Page One

Death of dance teacher remembered

By Ben Lumpkin Special to the Daily Planet
Thursday February 22, 2001

Students and staff of Berkeley High School gathered at the Community Theater during their lunch break Wednesday to mark the one year anniversary of the death of Marcia Singman, a dance teacher at the school for more than 30 years.  

Singman suffered a stroke last February and died a few days later at the age of 55.  

“Marcia was one of those persons who, when that person is gone, the loss is not just immediate, it’s a long term thing,” said Berkeley High vocal music teacher Wendell Brooks as he left the theater hall. Brooks was a colleague of Singman for 15 years. 

“There is no replacing the personality that she was.” 

Singman came to the school in 1968, two years after earning a bachelor’s degree in dance education from the University of Colorado at Boulder. Over the years she became involved in virtually all the arts programs at the school, including piano, choral, stagecraft, jazz, orchestra and dance.  

“She influenced literally thousands of kids,” said long-time friend Sally Wolfer, who teaches drawing and painting at the school. “When she died, the whole school mourned.” 

Students and faculty gathered around a makeshift shrine with candles and flowers Wednesday to share their favorite memories of Singman, or just to meditate on her passing in silence. Many were visibly moved. 

“This was for students and staff to come and be together,” said Berkeley High Visual Arts Teacher Miriam Stahl, who helped prepare the shrine. “She was the most positive person at Berkeley High.” 

Singman was one of the most popular teachers at the school and widely admired for her unflagging energy and optimism. 

In an academic atmosphere of competing perspectives where tempers sometimes flare, Singman’s spirit of tolerance and acceptance kept her above the fray, Brooks said. 

“She never criticized,” Brooks said. “She was a focal point both for her students and her colleagues. She was sort of a center.” 

“She realized that there were people of all different levels in her classes,” said Berkeley High senior Beth Morris. Morris began taking dance because she needed a Physical Education credit and then fell in love with it under Singman’s influence. 

“She really encouraged you,” Morris said. “She was just overall positive about everybody dancing.”  

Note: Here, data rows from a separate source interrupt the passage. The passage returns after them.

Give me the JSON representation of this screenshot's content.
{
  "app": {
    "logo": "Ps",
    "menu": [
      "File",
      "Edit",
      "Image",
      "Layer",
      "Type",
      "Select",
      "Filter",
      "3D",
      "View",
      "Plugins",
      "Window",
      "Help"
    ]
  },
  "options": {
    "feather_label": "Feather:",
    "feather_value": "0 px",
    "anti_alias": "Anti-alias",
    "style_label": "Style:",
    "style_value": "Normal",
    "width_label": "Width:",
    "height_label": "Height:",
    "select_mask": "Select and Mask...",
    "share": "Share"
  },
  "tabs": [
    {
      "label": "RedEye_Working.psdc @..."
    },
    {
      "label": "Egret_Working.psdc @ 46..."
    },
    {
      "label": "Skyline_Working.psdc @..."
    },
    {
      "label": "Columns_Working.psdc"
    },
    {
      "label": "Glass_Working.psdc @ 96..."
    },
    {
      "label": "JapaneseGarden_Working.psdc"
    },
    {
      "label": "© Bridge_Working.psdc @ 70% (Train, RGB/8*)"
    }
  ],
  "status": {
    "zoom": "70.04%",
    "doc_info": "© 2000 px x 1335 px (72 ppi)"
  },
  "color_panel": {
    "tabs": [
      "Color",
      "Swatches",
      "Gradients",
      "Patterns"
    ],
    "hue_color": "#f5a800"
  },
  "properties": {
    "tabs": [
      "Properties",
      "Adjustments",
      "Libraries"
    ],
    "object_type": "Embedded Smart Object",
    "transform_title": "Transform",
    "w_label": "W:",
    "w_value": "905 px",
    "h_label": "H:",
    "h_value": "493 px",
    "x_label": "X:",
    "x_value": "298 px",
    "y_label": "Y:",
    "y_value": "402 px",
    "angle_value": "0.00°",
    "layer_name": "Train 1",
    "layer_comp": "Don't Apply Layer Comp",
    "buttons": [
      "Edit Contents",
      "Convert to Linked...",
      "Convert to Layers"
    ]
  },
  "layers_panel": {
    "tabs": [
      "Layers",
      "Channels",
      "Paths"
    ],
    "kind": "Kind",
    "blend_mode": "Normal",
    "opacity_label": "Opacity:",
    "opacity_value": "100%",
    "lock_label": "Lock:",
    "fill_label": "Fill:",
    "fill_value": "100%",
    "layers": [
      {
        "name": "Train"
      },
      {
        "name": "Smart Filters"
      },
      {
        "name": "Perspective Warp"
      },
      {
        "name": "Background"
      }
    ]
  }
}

Morris said she recalled Singman exhorting students to attend upcoming dance performances and auditions in the Bay Area, or teaching dance moves she had picked up watching talented dancers perform. 

“She had no children of her own and she really made her students her extended family,” Brooks said. “She built up one of the best dance departments of any big school anywhere.” 

Wolfer said some of Singman’s students are working at major dance companies today.  

Berkeley High Councilor Susan Werd said her daughter, Lauren Nagel-Werd, was one of those students who Singman inspired to put dancing near the center of her life. Although she had no interest in dance before attending Berkeley High, dancing is one of Nagel-Werd’s favorite pursuits as an undergraduate at Northwestern University, Werd said. 

Werd recalled trying to thank Singman for her positive influence on her daughter. Singman looked her in the eye and said simply, “You know why your daughter can dance? Because she’s smart.” 

“You could never give Marcia a compliment without her turning it around,” Werd said. 

Werd and others said the fact that Berkeley High dance productions continued as scheduled after Singman’s death last year was a tribute to her giving students the poise and confidence to take charge of productions on their own. 

“She put a lot of the responsibility (for production) on students and I think that really improve the shows,” said Berkeley High senior Tetta Martin. “She pushed people to their personal limits.” 

Martin has been dancing for 12 years and is auditioning for shows in the Bay Area.  

She had experimented with choreography before she ever got to Berkeley High, she said, but her skill has improved tremendously thanks to a challenge issued to her one day by Singman. 

“She said my choreography should flow from one step to the next,” Martin said. “I didn’t even understand what she was talking about at the time, but now I do.”